[[ Input records, beginning ]]

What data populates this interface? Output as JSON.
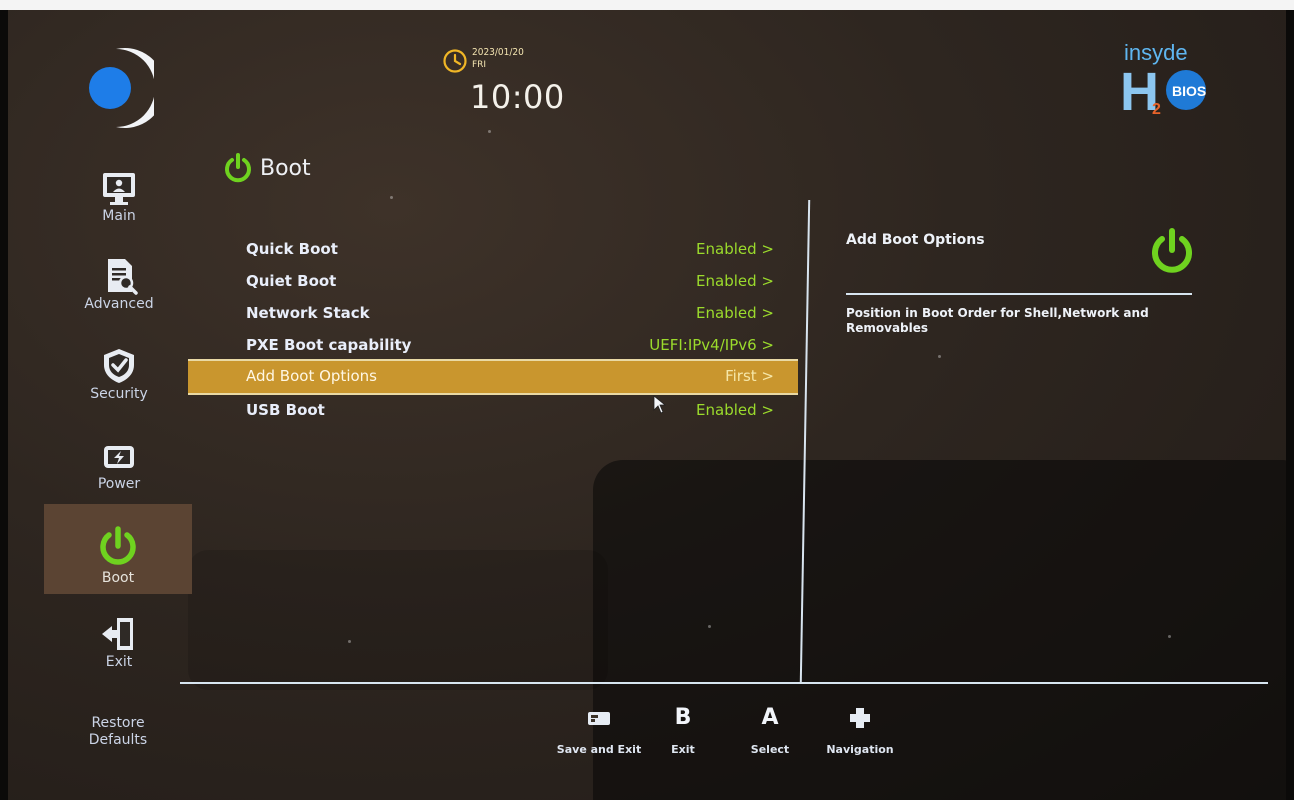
{
  "clock": {
    "date": "2023/01/20",
    "day": "FRI",
    "time": "10:00"
  },
  "brand": {
    "text": "insyde",
    "sub": "H",
    "sub2": "2",
    "bios": "BIOS"
  },
  "sidebar": {
    "items": [
      {
        "label": "Main",
        "icon": "monitor-icon"
      },
      {
        "label": "Advanced",
        "icon": "document-search-icon"
      },
      {
        "label": "Security",
        "icon": "shield-icon"
      },
      {
        "label": "Power",
        "icon": "battery-icon"
      },
      {
        "label": "Boot",
        "icon": "power-icon",
        "active": true
      },
      {
        "label": "Exit",
        "icon": "exit-door-icon"
      }
    ],
    "restore_label": "Restore Defaults"
  },
  "page": {
    "title": "Boot"
  },
  "settings": [
    {
      "label": "Quick Boot",
      "value": "Enabled >"
    },
    {
      "label": "Quiet Boot",
      "value": "Enabled >"
    },
    {
      "label": "Network Stack",
      "value": "Enabled >"
    },
    {
      "label": "PXE Boot capability",
      "value": "UEFI:IPv4/IPv6 >"
    },
    {
      "label": "Add Boot Options",
      "value": "First >",
      "selected": true
    },
    {
      "label": "USB Boot",
      "value": "Enabled >"
    }
  ],
  "help": {
    "title": "Add Boot Options",
    "text": "Position in Boot Order for Shell,Network and Removables"
  },
  "footer": {
    "keys": [
      {
        "glyph": "",
        "icon": "save-exit-icon",
        "label": "Save and Exit"
      },
      {
        "glyph": "B",
        "label": "Exit"
      },
      {
        "glyph": "A",
        "label": "Select"
      },
      {
        "glyph": "",
        "icon": "dpad-icon",
        "label": "Navigation"
      }
    ]
  },
  "colors": {
    "background": "#2e2620",
    "accent_selected": "#c9962e",
    "value_green": "#9bdb2c",
    "active_tab": "#5b4433",
    "power_icon_green": "#6fd21f"
  }
}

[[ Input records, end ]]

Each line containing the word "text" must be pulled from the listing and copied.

### Answer to this exercise
    "text": "insyde",
    "text": "Position in Boot Order for Shell,Network and Removables"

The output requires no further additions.